:: Input data ::
####################
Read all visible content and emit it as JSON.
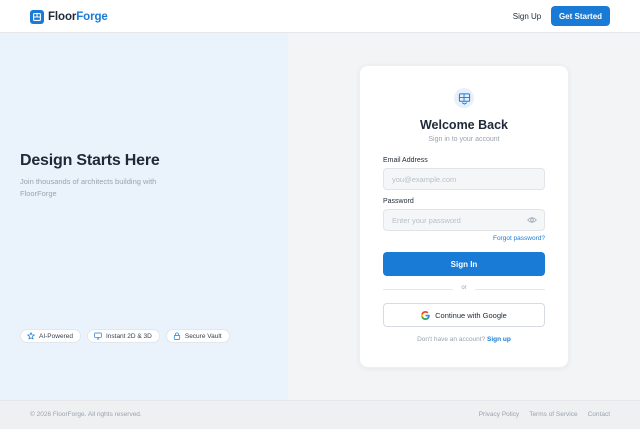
{
  "header": {
    "logo_prefix": "Floor",
    "logo_accent": "Forge",
    "signup_label": "Sign Up",
    "get_started_label": "Get Started"
  },
  "hero": {
    "title": "Design Starts Here",
    "subtitle": "Join thousands of architects building with FloorForge",
    "features": [
      {
        "icon": "star-icon",
        "label": "AI-Powered"
      },
      {
        "icon": "monitor-icon",
        "label": "Instant 2D & 3D"
      },
      {
        "icon": "lock-icon",
        "label": "Secure Vault"
      }
    ]
  },
  "login": {
    "icon": "floorplan-icon",
    "title": "Welcome Back",
    "subtitle": "Sign in to your account",
    "email_label": "Email Address",
    "email_placeholder": "you@example.com",
    "email_value": "",
    "password_label": "Password",
    "password_placeholder": "Enter your password",
    "password_value": "",
    "forgot_label": "Forgot password?",
    "signin_label": "Sign In",
    "divider_text": "or",
    "google_label": "Continue with Google",
    "no_account_text": "Don't have an account?",
    "signup_link": "Sign up"
  },
  "footer": {
    "copyright": "© 2026 FloorForge. All rights reserved.",
    "links": [
      "Privacy Policy",
      "Terms of Service",
      "Contact"
    ]
  },
  "colors": {
    "accent": "#1a7bd6",
    "hero_bg": "#eaf3fc",
    "right_bg": "#f3f4f6"
  }
}
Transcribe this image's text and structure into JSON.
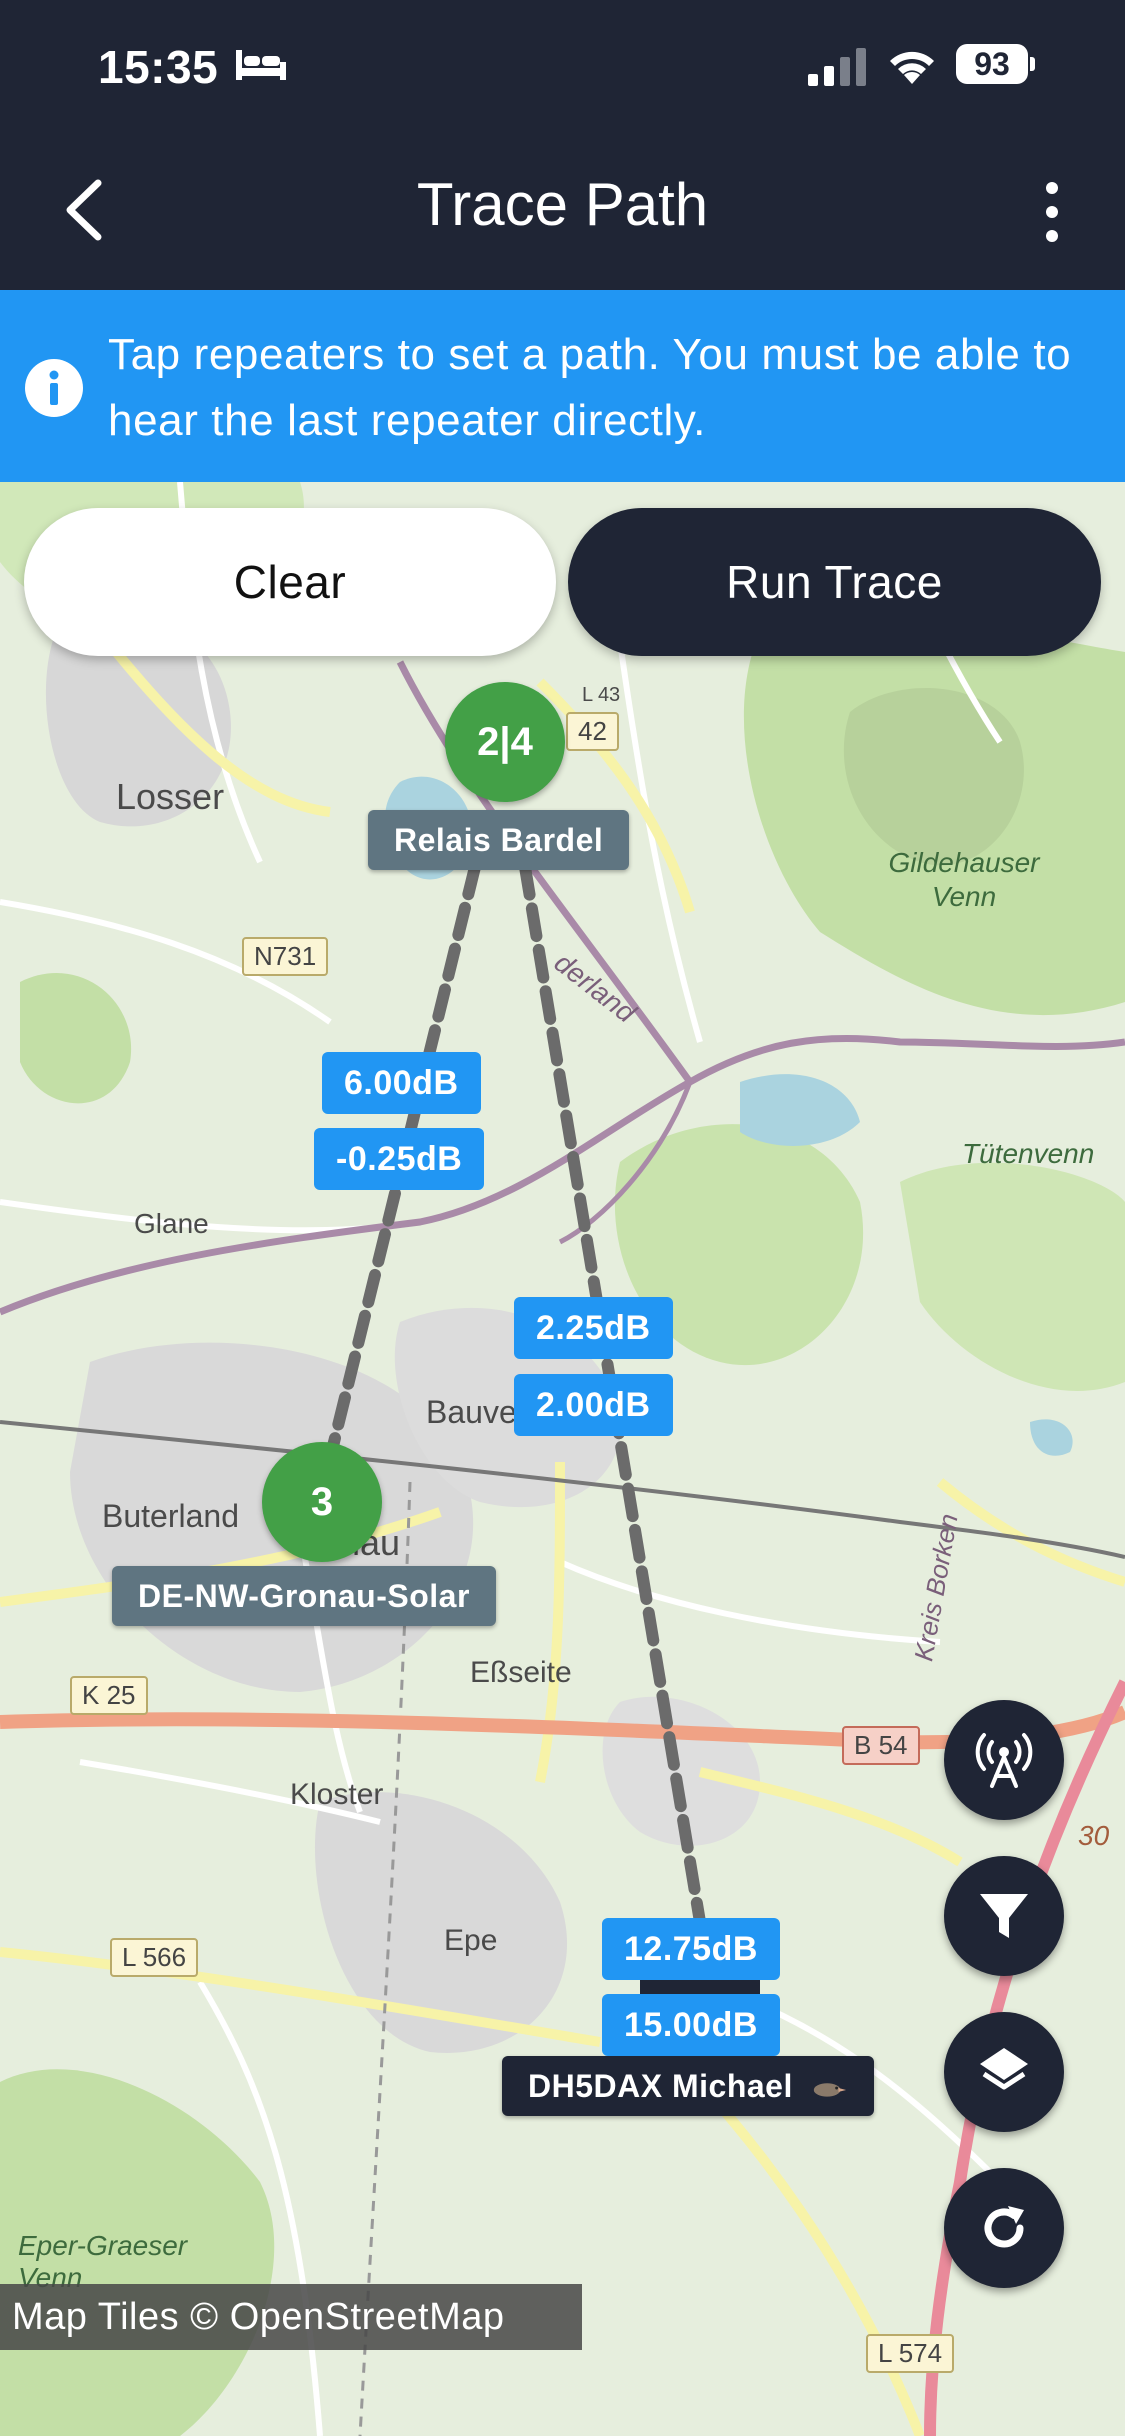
{
  "status_bar": {
    "time": "15:35",
    "battery": "93"
  },
  "app_bar": {
    "title": "Trace Path"
  },
  "info_banner": {
    "text": "Tap repeaters to set a path. You must be able to hear the last repeater directly."
  },
  "actions": {
    "clear_label": "Clear",
    "run_label": "Run Trace"
  },
  "map": {
    "places": [
      "Losser",
      "N731",
      "Gildehauser Venn",
      "Tütenvenn",
      "Glane",
      "Bauve",
      "Buterland",
      "nau",
      "Eßseite",
      "K 25",
      "B 54",
      "Kloster",
      "Epe",
      "L 566",
      "Eper-Graeser Venn",
      "L 574",
      "42",
      "L 43",
      "derland",
      "Kreis Borken",
      "30"
    ],
    "attribution": "Map Tiles © OpenStreetMap"
  },
  "nodes": [
    {
      "badge": "2|4",
      "label": "Relais Bardel"
    },
    {
      "badge": "3",
      "label": "DE-NW-Gronau-Solar"
    },
    {
      "badge": "",
      "label": "DH5DAX Michael"
    }
  ],
  "snr_labels": {
    "left_upper": "6.00dB",
    "left_lower": "-0.25dB",
    "mid_upper": "2.25dB",
    "mid_lower": "2.00dB",
    "bottom_upper": "12.75dB",
    "bottom_lower": "15.00dB"
  },
  "fabs": [
    "antenna-icon",
    "filter-icon",
    "layers-icon",
    "refresh-icon"
  ]
}
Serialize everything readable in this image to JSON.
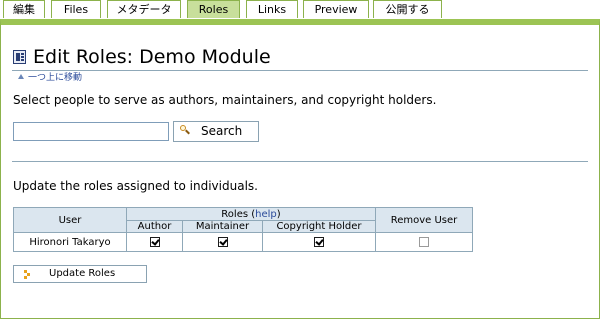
{
  "tabs": [
    {
      "label": "編集",
      "active": false
    },
    {
      "label": "Files",
      "active": false
    },
    {
      "label": "メタデータ",
      "active": false
    },
    {
      "label": "Roles",
      "active": true
    },
    {
      "label": "Links",
      "active": false
    },
    {
      "label": "Preview",
      "active": false
    },
    {
      "label": "公開する",
      "active": false
    }
  ],
  "page": {
    "title": "Edit Roles: Demo Module",
    "up_link": "一つ上に移動",
    "intro": "Select people to serve as authors, maintainers, and copyright holders.",
    "update_intro": "Update the roles assigned to individuals."
  },
  "search": {
    "value": "",
    "button_label": "Search",
    "icon": "magnifier-icon"
  },
  "roles_table": {
    "user_header": "User",
    "roles_header": "Roles",
    "roles_help_open": " (",
    "roles_help_link": "help",
    "roles_help_close": ")",
    "remove_header": "Remove User",
    "columns": [
      "Author",
      "Maintainer",
      "Copyright Holder"
    ],
    "rows": [
      {
        "user": "Hironori Takaryo",
        "author": true,
        "maintainer": true,
        "copyright_holder": true,
        "remove": false
      }
    ]
  },
  "update_button": {
    "label": "Update Roles",
    "icon": "arrow-icon"
  },
  "colors": {
    "tab_border": "#8cb24c",
    "tab_active": "#c8df9b",
    "frame_top": "#9cc454",
    "table_header": "#dbe6ef",
    "link": "#2a4a9a"
  }
}
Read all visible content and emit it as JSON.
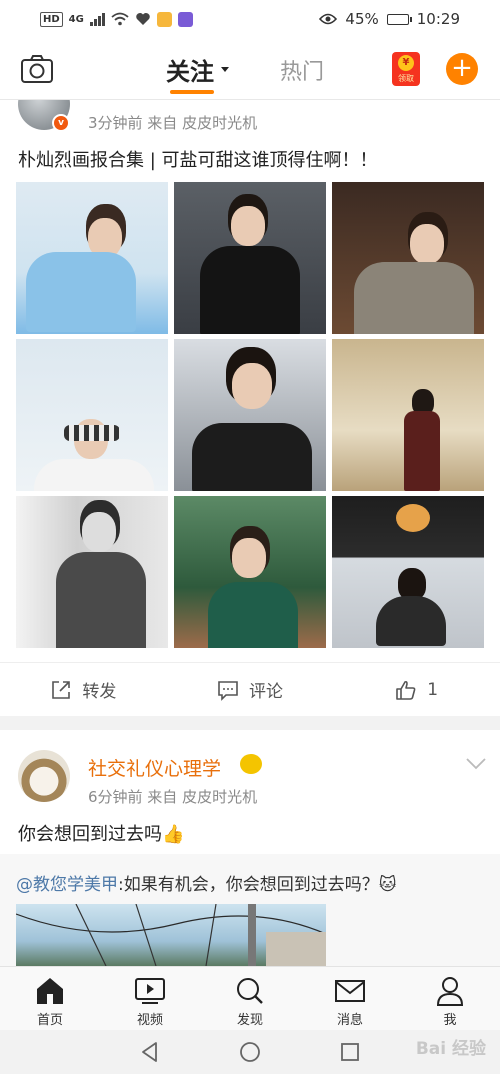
{
  "status_bar": {
    "network_badge": "HD",
    "network_type": "4G",
    "battery_text": "45%",
    "battery_level": 0.45,
    "time": "10:29"
  },
  "header": {
    "tab_follow": "关注",
    "tab_hot": "热门",
    "redpacket_label": "领取",
    "redpacket_coin": "¥",
    "compose_symbol": "+"
  },
  "post1": {
    "vip_mark": "v",
    "meta": "3分钟前  来自 皮皮时光机",
    "text": "朴灿烈画报合集 | 可盐可甜这谁顶得住啊！！",
    "actions": {
      "repost": "转发",
      "comment": "评论",
      "like_count": "1"
    }
  },
  "post2": {
    "user_name": "社交礼仪心理学",
    "meta": "6分钟前  来自 皮皮时光机",
    "text": "你会想回到过去吗👍",
    "repost": {
      "mention": "@教您学美甲",
      "text": ":如果有机会，你会想回到过去吗？🐱"
    }
  },
  "tabbar": {
    "home": "首页",
    "video": "视频",
    "discover": "发现",
    "messages": "消息",
    "me": "我"
  },
  "watermark": "Bai 经验",
  "colors": {
    "accent": "#ff8200",
    "username": "#e86f0b",
    "mention": "#4e79a8"
  }
}
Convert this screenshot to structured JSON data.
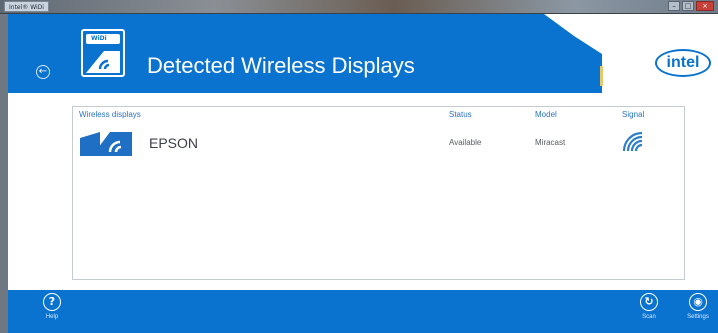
{
  "window": {
    "title": "Intel® WiDi",
    "controls": [
      "–",
      "□",
      "×"
    ]
  },
  "header": {
    "title": "Detected Wireless Displays",
    "back_icon": "back-arrow-icon",
    "logo_text": "intel",
    "widi_badge": "WiDi",
    "accent_color": "#0a72cf"
  },
  "table": {
    "columns": [
      "Wireless displays",
      "Status",
      "Model",
      "Signal"
    ],
    "rows": [
      {
        "name": "EPSON",
        "status": "Available",
        "model": "Miracast",
        "signal_icon": "signal-strength-icon"
      }
    ]
  },
  "bottombar": {
    "help_label": "Help",
    "scan_label": "Scan",
    "settings_label": "Settings"
  }
}
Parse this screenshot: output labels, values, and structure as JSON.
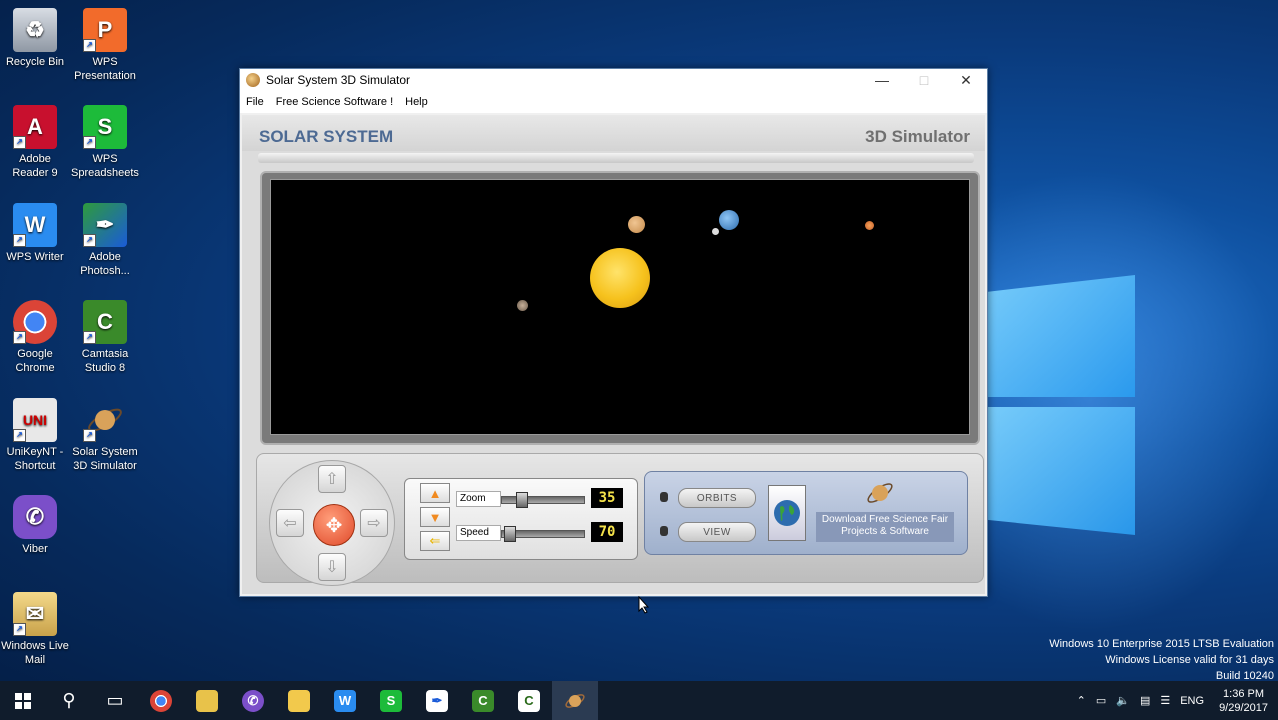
{
  "desktop": {
    "icons": [
      {
        "label": "Recycle Bin"
      },
      {
        "label": "WPS Presentation"
      },
      {
        "label": "Adobe Reader 9"
      },
      {
        "label": "WPS Spreadsheets"
      },
      {
        "label": "WPS Writer"
      },
      {
        "label": "Adobe Photosh..."
      },
      {
        "label": "Google Chrome"
      },
      {
        "label": "Camtasia Studio 8"
      },
      {
        "label": "UniKeyNT - Shortcut"
      },
      {
        "label": "Solar System 3D Simulator"
      },
      {
        "label": "Viber"
      },
      {
        "label": "Windows Live Mail"
      }
    ]
  },
  "window": {
    "title": "Solar System 3D Simulator",
    "menu": [
      "File",
      "Free Science Software !",
      "Help"
    ],
    "header_left": "SOLAR SYSTEM",
    "header_right": "3D Simulator",
    "controls": {
      "zoom_label": "Zoom",
      "zoom_value": "35",
      "speed_label": "Speed",
      "speed_value": "70",
      "orbits_button": "ORBITS",
      "view_button": "VIEW",
      "download_text": "Download Free Science Fair Projects & Software"
    }
  },
  "watermark": {
    "line1": "Windows 10 Enterprise 2015 LTSB Evaluation",
    "line2": "Windows License valid for 31 days",
    "line3": "Build 10240"
  },
  "taskbar": {
    "lang": "ENG",
    "time": "1:36 PM",
    "date": "9/29/2017"
  },
  "colors": {
    "header_title": "#4d6a93",
    "sun": "#f6c21d",
    "taskbar": "#101c2c"
  }
}
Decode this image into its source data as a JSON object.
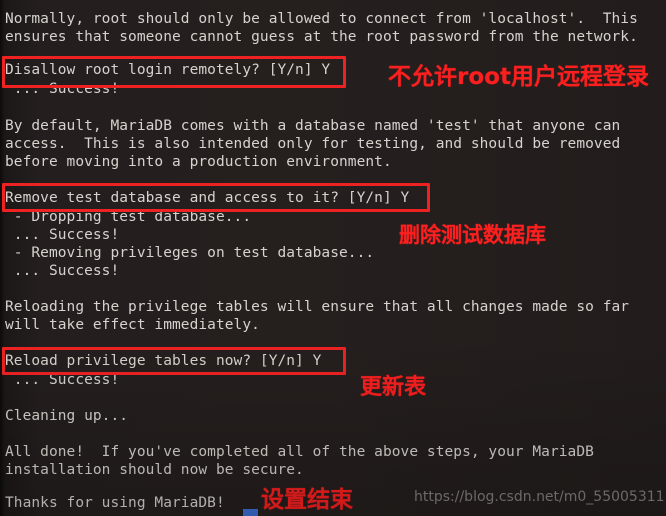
{
  "terminal": {
    "background_color": "#241f1e",
    "text_color": "#d6d2cd",
    "annotation_color": "#fb1f1f",
    "highlight_box_color": "#ee2222",
    "cursor_color": "#3b6fd4",
    "lines": [
      "Normally, root should only be allowed to connect from 'localhost'.  This",
      "ensures that someone cannot guess at the root password from the network.",
      "",
      "Disallow root login remotely? [Y/n] Y",
      " ... Success!",
      "",
      "By default, MariaDB comes with a database named 'test' that anyone can",
      "access.  This is also intended only for testing, and should be removed",
      "before moving into a production environment.",
      "",
      "Remove test database and access to it? [Y/n] Y",
      " - Dropping test database...",
      " ... Success!",
      " - Removing privileges on test database...",
      " ... Success!",
      "",
      "Reloading the privilege tables will ensure that all changes made so far",
      "will take effect immediately.",
      "",
      "Reload privilege tables now? [Y/n] Y",
      " ... Success!",
      "",
      "Cleaning up...",
      "",
      "All done!  If you've completed all of the above steps, your MariaDB",
      "installation should now be secure.",
      "",
      "Thanks for using MariaDB!"
    ]
  },
  "highlights": [
    {
      "label": "disallow-root-login-prompt"
    },
    {
      "label": "remove-test-database-prompt"
    },
    {
      "label": "reload-privilege-tables-prompt"
    }
  ],
  "annotations": [
    {
      "text": "不允许root用户远程登录"
    },
    {
      "text": "删除测试数据库"
    },
    {
      "text": "更新表"
    },
    {
      "text": "设置结束"
    }
  ],
  "watermark": {
    "text": "https://blog.csdn.net/m0_55005311"
  }
}
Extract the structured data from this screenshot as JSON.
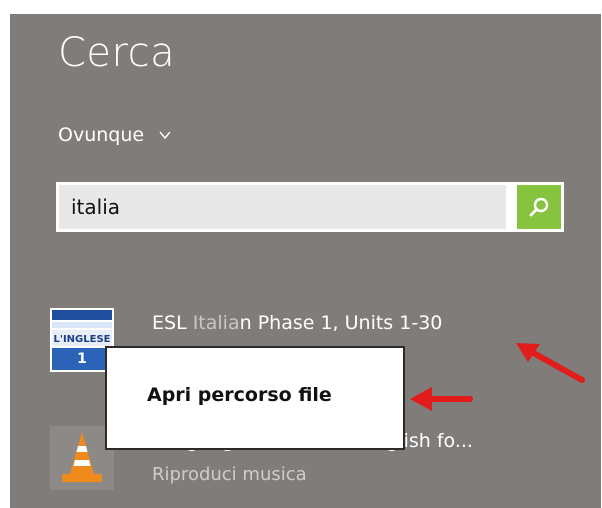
{
  "search_pane": {
    "title": "Cerca",
    "scope_label": "Ovunque",
    "query": "italia"
  },
  "results": [
    {
      "title_prefix": "ESL ",
      "title_match": "Italia",
      "title_suffix": "n Phase 1, Units 1-30",
      "thumb_text_top": "L'INGLESE",
      "thumb_text_num": "1"
    },
    {
      "title_visible": "Languages - Pimsleur English fo...",
      "subtitle": "Riproduci musica"
    }
  ],
  "context_menu": {
    "items": [
      "Apri percorso file"
    ]
  },
  "colors": {
    "pane_bg": "#7f7c79",
    "search_button": "#86c440",
    "annotation_arrow": "#e21b1b"
  },
  "icons": {
    "search_button": "magnifier-icon",
    "scope_dropdown": "chevron-down-icon",
    "result_2_thumb": "vlc-cone-icon"
  }
}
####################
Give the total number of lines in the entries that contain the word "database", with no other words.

:: Answer to the problem ::
5